*WHAT YOU HAVE TO DO*. Print each record below precisely, with every picture left out of the copy.
[RECORDS TO PROCESS]
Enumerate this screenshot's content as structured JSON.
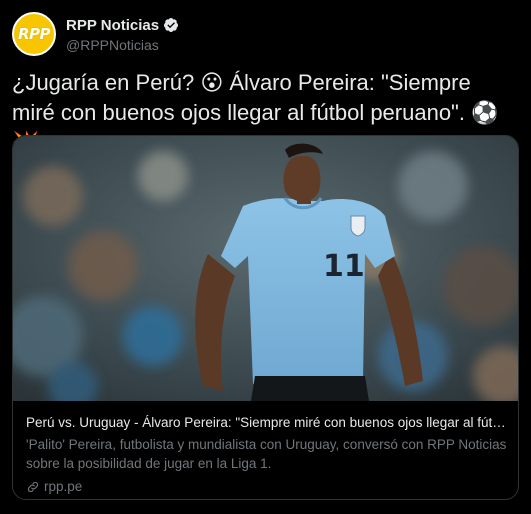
{
  "account": {
    "avatar_text": "RPP",
    "display_name": "RPP Noticias",
    "handle": "@RPPNoticias",
    "avatar_color": "#f7c600",
    "verified_color": "#e7e9ea"
  },
  "tweet": {
    "text": "¿Jugaría en Perú? 😮 Álvaro Pereira: \"Siempre miré con buenos ojos llegar al fútbol peruano\". ⚽💥"
  },
  "card": {
    "image_icon": "player-photo-image",
    "title": "Perú vs. Uruguay - Álvaro Pereira: \"Siempre miré con buenos ojos llegar al fútbo...",
    "description": "'Palito' Pereira, futbolista y mundialista con Uruguay, conversó con RPP Noticias sobre la posibilidad de jugar en la Liga 1.",
    "domain": "rpp.pe",
    "jersey_number": "11"
  }
}
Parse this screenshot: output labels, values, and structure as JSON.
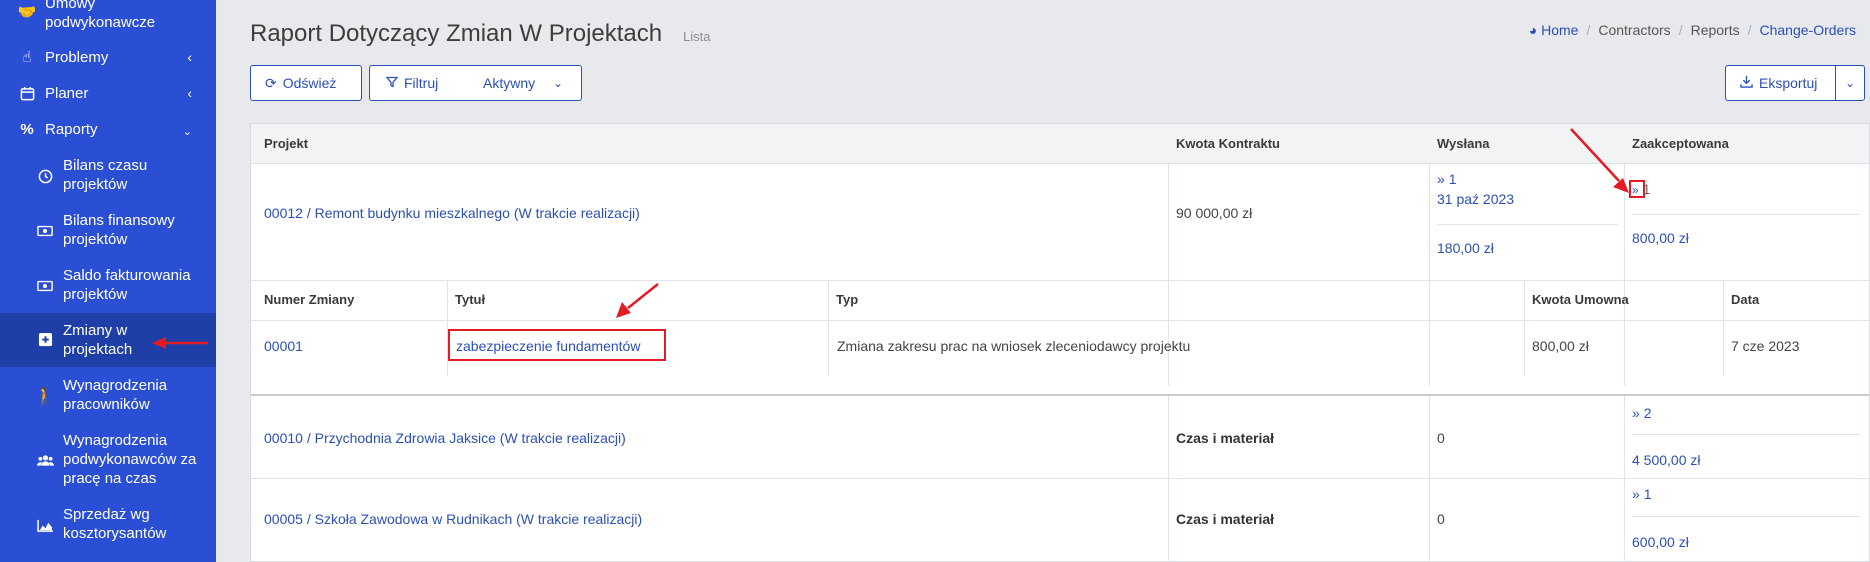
{
  "sidebar": {
    "items": [
      {
        "label": "Umowy podwykonawcze",
        "icon": "handshake-icon"
      },
      {
        "label": "Problemy",
        "icon": "hand-pointer-icon"
      },
      {
        "label": "Planer",
        "icon": "calendar-icon"
      },
      {
        "label": "Raporty",
        "icon": "percent-icon"
      }
    ],
    "sub": [
      {
        "label": "Bilans czasu projektów",
        "icon": "clock-icon"
      },
      {
        "label": "Bilans finansowy projektów",
        "icon": "money-icon"
      },
      {
        "label": "Saldo fakturowania projektów",
        "icon": "money-icon"
      },
      {
        "label": "Zmiany w projektach",
        "icon": "plus-square-icon"
      },
      {
        "label": "Wynagrodzenia pracowników",
        "icon": "child-icon"
      },
      {
        "label": "Wynagrodzenia podwykonawców za pracę na czas",
        "icon": "users-icon"
      },
      {
        "label": "Sprzedaż wg kosztorysantów",
        "icon": "area-chart-icon"
      }
    ]
  },
  "header": {
    "title": "Raport Dotyczący Zmian W Projektach",
    "subtitle": "Lista",
    "breadcrumb": [
      "Home",
      "Contractors",
      "Reports",
      "Change-Orders"
    ]
  },
  "toolbar": {
    "refresh": "Odśwież",
    "filter": "Filtruj",
    "filter_value": "Aktywny",
    "export": "Eksportuj"
  },
  "table": {
    "headers": [
      "Projekt",
      "Kwota Kontraktu",
      "Wysłana",
      "Zaakceptowana"
    ],
    "rows": [
      {
        "project": "00012 / Remont budynku mieszkalnego (W trakcie realizacji)",
        "amount": "90 000,00 zł",
        "sent_count": "1",
        "sent_date": "31 paź 2023",
        "sent_value": "180,00 zł",
        "acc_count": "1",
        "acc_value": "800,00 zł"
      },
      {
        "project": "00010 / Przychodnia Zdrowia Jaksice (W trakcie realizacji)",
        "amount": "Czas i materiał",
        "sent": "0",
        "acc_count": "2",
        "acc_value": "4 500,00 zł"
      },
      {
        "project": "00005 / Szkoła Zawodowa w Rudnikach (W trakcie realizacji)",
        "amount": "Czas i materiał",
        "sent": "0",
        "acc_count": "1",
        "acc_value": "600,00 zł"
      }
    ],
    "detail": {
      "headers": [
        "Numer Zmiany",
        "Tytuł",
        "Typ",
        "Kwota Umowna",
        "Data"
      ],
      "row": {
        "number": "00001",
        "title": "zabezpieczenie fundamentów",
        "type": "Zmiana zakresu prac na wniosek zleceniodawcy projektu",
        "amount": "800,00 zł",
        "date": "7 cze 2023"
      }
    }
  },
  "colors": {
    "sidebar": "#2b4fd4",
    "accent": "#2b4fb8",
    "highlight": "#e31b23"
  }
}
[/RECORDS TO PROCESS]
*RESULT FOR THIS TASK*.
Enumerate this screenshot's content as structured JSON.
{
  "account": {
    "avatar_text": "RPP",
    "display_name": "RPP Noticias",
    "handle": "@RPPNoticias",
    "avatar_color": "#f7c600",
    "verified_color": "#e7e9ea"
  },
  "tweet": {
    "text": "¿Jugaría en Perú? 😮 Álvaro Pereira: \"Siempre miré con buenos ojos llegar al fútbol peruano\". ⚽💥"
  },
  "card": {
    "image_icon": "player-photo-image",
    "title": "Perú vs. Uruguay - Álvaro Pereira: \"Siempre miré con buenos ojos llegar al fútbo...",
    "description": "'Palito' Pereira, futbolista y mundialista con Uruguay, conversó con RPP Noticias sobre la posibilidad de jugar en la Liga 1.",
    "domain": "rpp.pe",
    "jersey_number": "11"
  }
}
Parse this screenshot: output labels, values, and structure as JSON.
{
  "sidebar": {
    "items": [
      {
        "label": "Umowy podwykonawcze",
        "icon": "handshake-icon"
      },
      {
        "label": "Problemy",
        "icon": "hand-pointer-icon"
      },
      {
        "label": "Planer",
        "icon": "calendar-icon"
      },
      {
        "label": "Raporty",
        "icon": "percent-icon"
      }
    ],
    "sub": [
      {
        "label": "Bilans czasu projektów",
        "icon": "clock-icon"
      },
      {
        "label": "Bilans finansowy projektów",
        "icon": "money-icon"
      },
      {
        "label": "Saldo fakturowania projektów",
        "icon": "money-icon"
      },
      {
        "label": "Zmiany w projektach",
        "icon": "plus-square-icon"
      },
      {
        "label": "Wynagrodzenia pracowników",
        "icon": "child-icon"
      },
      {
        "label": "Wynagrodzenia podwykonawców za pracę na czas",
        "icon": "users-icon"
      },
      {
        "label": "Sprzedaż wg kosztorysantów",
        "icon": "area-chart-icon"
      }
    ]
  },
  "header": {
    "title": "Raport Dotyczący Zmian W Projektach",
    "subtitle": "Lista",
    "breadcrumb": [
      "Home",
      "Contractors",
      "Reports",
      "Change-Orders"
    ]
  },
  "toolbar": {
    "refresh": "Odśwież",
    "filter": "Filtruj",
    "filter_value": "Aktywny",
    "export": "Eksportuj"
  },
  "table": {
    "headers": [
      "Projekt",
      "Kwota Kontraktu",
      "Wysłana",
      "Zaakceptowana"
    ],
    "rows": [
      {
        "project": "00012 / Remont budynku mieszkalnego (W trakcie realizacji)",
        "amount": "90 000,00 zł",
        "sent_count": "1",
        "sent_date": "31 paź 2023",
        "sent_value": "180,00 zł",
        "acc_count": "1",
        "acc_value": "800,00 zł"
      },
      {
        "project": "00010 / Przychodnia Zdrowia Jaksice (W trakcie realizacji)",
        "amount": "Czas i materiał",
        "sent": "0",
        "acc_count": "2",
        "acc_value": "4 500,00 zł"
      },
      {
        "project": "00005 / Szkoła Zawodowa w Rudnikach (W trakcie realizacji)",
        "amount": "Czas i materiał",
        "sent": "0",
        "acc_count": "1",
        "acc_value": "600,00 zł"
      }
    ],
    "detail": {
      "headers": [
        "Numer Zmiany",
        "Tytuł",
        "Typ",
        "Kwota Umowna",
        "Data"
      ],
      "row": {
        "number": "00001",
        "title": "zabezpieczenie fundamentów",
        "type": "Zmiana zakresu prac na wniosek zleceniodawcy projektu",
        "amount": "800,00 zł",
        "date": "7 cze 2023"
      }
    }
  },
  "colors": {
    "sidebar": "#2b4fd4",
    "accent": "#2b4fb8",
    "highlight": "#e31b23"
  }
}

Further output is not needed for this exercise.